Maybe not. Some of us have times away from faith, and come back. Some live out our faith in community, while others go solo. It’s great to be in a loving faith community, but the right one can be hard to find.
I went back to church this fall after attending a memorial service of an old friend, Joan Maguire. It felt like home. I loved the uplifting songs, the inclusive language, the lack of thorny issues that can arise in more conservative traditions.
Church was important to Joan. I recalled how her friendliness was what kept me coming back, in my early days there. Now, I felt like she was encouraging me to return.
When dead people talk to you, it’s best to listen! I went back the next morning. It wasn’t easy. Mornings are not my best time! But that morning was different. It seemed like God at work.
A lot had changed in the few years I’d been away. Three congregations merged, and with strained resources, made decisions to align their work more closely to what they felt God was calling them to do. I loved every change. Before, the church was so liberal, it seemed like the closest thing to no faith at all. While it’s still liberal and respecting of other faiths, it seems to me that faith is central. Maybe I’m wrong and God was always there working miracles -- Joan would attest to that -- but it seems more real.
“Café church” is a fun new initiative that reflects a growing trend. Tables loaded with snacks and beverages were a pleasant surprise when I arrived. The minister invited us to get up at any time and help ourselves, saying that it would show our appreciation for those who had set out the snacks for us. When I got up and walked around her to the muffins, others did as well. Most of the time, café church happens at “ThirdSpace,” a small uptown space that also hosts mindfulness training and other get-togethers.
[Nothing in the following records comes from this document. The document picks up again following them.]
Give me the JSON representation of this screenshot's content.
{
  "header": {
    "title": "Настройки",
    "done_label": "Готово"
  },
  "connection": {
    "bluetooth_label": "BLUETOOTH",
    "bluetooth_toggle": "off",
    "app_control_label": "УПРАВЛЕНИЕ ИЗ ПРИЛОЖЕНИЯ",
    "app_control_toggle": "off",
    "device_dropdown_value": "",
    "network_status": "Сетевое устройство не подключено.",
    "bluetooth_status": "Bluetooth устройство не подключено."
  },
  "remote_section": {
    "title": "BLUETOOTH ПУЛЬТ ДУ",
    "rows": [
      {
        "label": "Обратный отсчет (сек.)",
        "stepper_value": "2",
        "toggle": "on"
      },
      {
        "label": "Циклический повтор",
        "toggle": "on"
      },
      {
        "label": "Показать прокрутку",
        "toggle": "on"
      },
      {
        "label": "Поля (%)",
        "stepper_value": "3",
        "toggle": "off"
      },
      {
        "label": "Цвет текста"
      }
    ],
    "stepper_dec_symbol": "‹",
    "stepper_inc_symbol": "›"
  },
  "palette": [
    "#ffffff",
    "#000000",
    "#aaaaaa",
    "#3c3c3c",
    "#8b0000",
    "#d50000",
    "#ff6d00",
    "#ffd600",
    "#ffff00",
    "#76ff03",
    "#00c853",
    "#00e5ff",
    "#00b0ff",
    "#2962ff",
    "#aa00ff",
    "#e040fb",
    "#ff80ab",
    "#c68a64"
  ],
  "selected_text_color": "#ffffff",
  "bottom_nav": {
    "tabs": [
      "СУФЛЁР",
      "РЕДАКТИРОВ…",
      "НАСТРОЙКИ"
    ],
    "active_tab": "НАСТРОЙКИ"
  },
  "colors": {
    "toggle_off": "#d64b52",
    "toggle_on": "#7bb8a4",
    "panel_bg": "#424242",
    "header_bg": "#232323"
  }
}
It wasn’t long before I joined the choir, about forty singers supported by an excellent director and pianist. I recalled my father sharing that his mother, Anna Plett (née Graewe), loved singing songs of faith while playing her guitar. He’d fall asleep at night to the sound of her singing with her sisters, a beautiful memory that sustained him in the worst of times. When I sang, I was connecting with this grandmother whom I never met, who died before I was born. It’s quite cheering to sing songs of faith.
A moving Remembrance Day service was my initiation to choir. My father, Peter Plett, was one of several veterans honoured that day. A young Scout escorted him to the front, where my Dad laid a wreath at the altar. It caught me by surprise to see that happening while we sang Eleanor Daley’s, “For the Fallen.” I had to tamp down my emotion to get through the song! My father much appreciated being honoured as a veteran, his first time ever. Mennonites don’t usually mark Remembrance Day.
A final note on Advent. I’ve discovered an everyday symbol for it: a flashing yellow light. There are amber lights at intersections, but there’s also a warning light well ahead of some intersections alerting drivers when the light is about to change. When I saw that light flashing recently, it reminded me of Advent, where we’re asked to stop and remember. Now every time I see one, instead of perhaps feeling irritated, I feel grateful to stop and remember Advent. It’s good to pause sometimes and stop mindlessly moving to the next destination. Stop, reflect, and sometimes change course. Know that Joy is coming.
May you find peace, joy, and love this Advent season.
- Irene Plett
Topics: Advent, Christmas, Remembrance Day, Mary, Joseph, Los Posadas, Joan Maguire, Peter Plett, Scouts Canada, Ozana Seselja, Peninsula United Church, ThirdSpace, Café Church, choir, music, mindfulness, inspiration
Photo credit: Bruce McAndless-Davis